I know this, too, but I’m terribly impressionable sometimes when it comes to peer pressure. Doc explained that consuming more than two 12-ounce beers per session is considered binge drinking. I then admitted I’m a binge drinker.
Plus, if the triglycerides get too high, pancreatitis is a threat. Thanks to Google, I learned that means the pancreas basically tries to digest itself, which is “very painful” and often requires hospitalization for several days, doc further explained. My liver quivered. I will never touch booze again, my brain said. Putting less alcohol into my body will also lower my uric acid levels, meaning I will have fewer gout bouts.
Lord knows a gout flair up makes a man consider amputation. Every time my feet and ankles swell, I think about that scene from “Saw.” You know, the one the whole franchise is named after, when the guy with his ankle shackled to a pipe is given a handsaw in order to free himself by, well, you get it. At least my situation is not life or death, just pain relief.
The degenerate drunk early 20s version of myself gifted me a gout diagnosis last year, complete with regular blood tests. The procedure always makes me nervous and nauseous. Don’t eat anything within 12 hours of the test and drink a lot of water so your veins are as thick and juicy as earthworms, they tell me. But the physician’s assistant never taps a vein on the first shot, so I sit there like a human pin cushion with sweaty palms and a frantic heartbeat trying not pass out. I can’t look, but there’s no way to not know where they’re puncturing the skin. They typically tap my wrists and the fleshy creases inside my arms. But sometimes they’ve had to hit the back of my hand and even in between my fingers. At least I’ll never pick up heroin.
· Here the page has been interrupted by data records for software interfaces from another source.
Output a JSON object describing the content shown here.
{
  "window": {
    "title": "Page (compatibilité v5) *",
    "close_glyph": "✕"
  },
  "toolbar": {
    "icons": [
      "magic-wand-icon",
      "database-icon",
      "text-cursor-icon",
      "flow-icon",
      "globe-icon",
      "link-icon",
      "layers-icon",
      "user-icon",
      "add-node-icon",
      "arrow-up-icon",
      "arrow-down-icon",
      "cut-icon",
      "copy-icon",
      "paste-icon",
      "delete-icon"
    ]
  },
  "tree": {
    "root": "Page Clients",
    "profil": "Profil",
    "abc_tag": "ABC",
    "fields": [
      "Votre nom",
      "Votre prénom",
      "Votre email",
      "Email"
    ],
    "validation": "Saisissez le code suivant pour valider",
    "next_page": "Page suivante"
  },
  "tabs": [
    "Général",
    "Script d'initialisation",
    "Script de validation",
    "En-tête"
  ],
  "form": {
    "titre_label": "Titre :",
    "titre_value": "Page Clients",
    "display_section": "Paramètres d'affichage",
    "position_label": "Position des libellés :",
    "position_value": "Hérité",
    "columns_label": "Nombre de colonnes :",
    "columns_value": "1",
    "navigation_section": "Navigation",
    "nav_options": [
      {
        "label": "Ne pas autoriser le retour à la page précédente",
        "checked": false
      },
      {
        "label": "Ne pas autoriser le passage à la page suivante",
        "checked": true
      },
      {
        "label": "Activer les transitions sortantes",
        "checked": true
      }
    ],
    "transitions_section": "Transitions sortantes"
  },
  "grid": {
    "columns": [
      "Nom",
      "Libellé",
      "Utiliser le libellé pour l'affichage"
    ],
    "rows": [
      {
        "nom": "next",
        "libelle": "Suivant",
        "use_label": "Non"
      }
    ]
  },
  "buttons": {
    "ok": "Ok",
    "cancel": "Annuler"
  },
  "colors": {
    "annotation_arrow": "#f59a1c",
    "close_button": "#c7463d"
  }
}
Gout is called the “disease of kings” since it was most associated with overindulgence during medieval times. Can you imagine a fat-footed king gnawing on wild boar, while watching knights joust, guffawing and carrying on among the peasants? Man, times were simpler. Gout was a status symbol back then. Now you’re a sloven. Too much drink. Too much red meat. Too much seafood. Too much too much. The pills are starting to sound like a good substitute. Maybe doc could prescribe me a beer-drinking tapeworm.
My daydream ended when doc said they’d like to test my blood again in a couple months. Instead of putting my foot down and telling him off — “Let me perish in peace, goddammit!” — I just nodded in agreement.
We are all sacks of expiring meat. We become fat and flabby, gaseous and gangrenous, dried out and dead. Slowly we rot. Sorry if that sounds so somber. It’s not a case of Cotard’s syndrome, just a fact of nature. I actually enjoy my life on this dying planet — vanishing vision, expanding waistline and all. Here’s to cutting out those carbs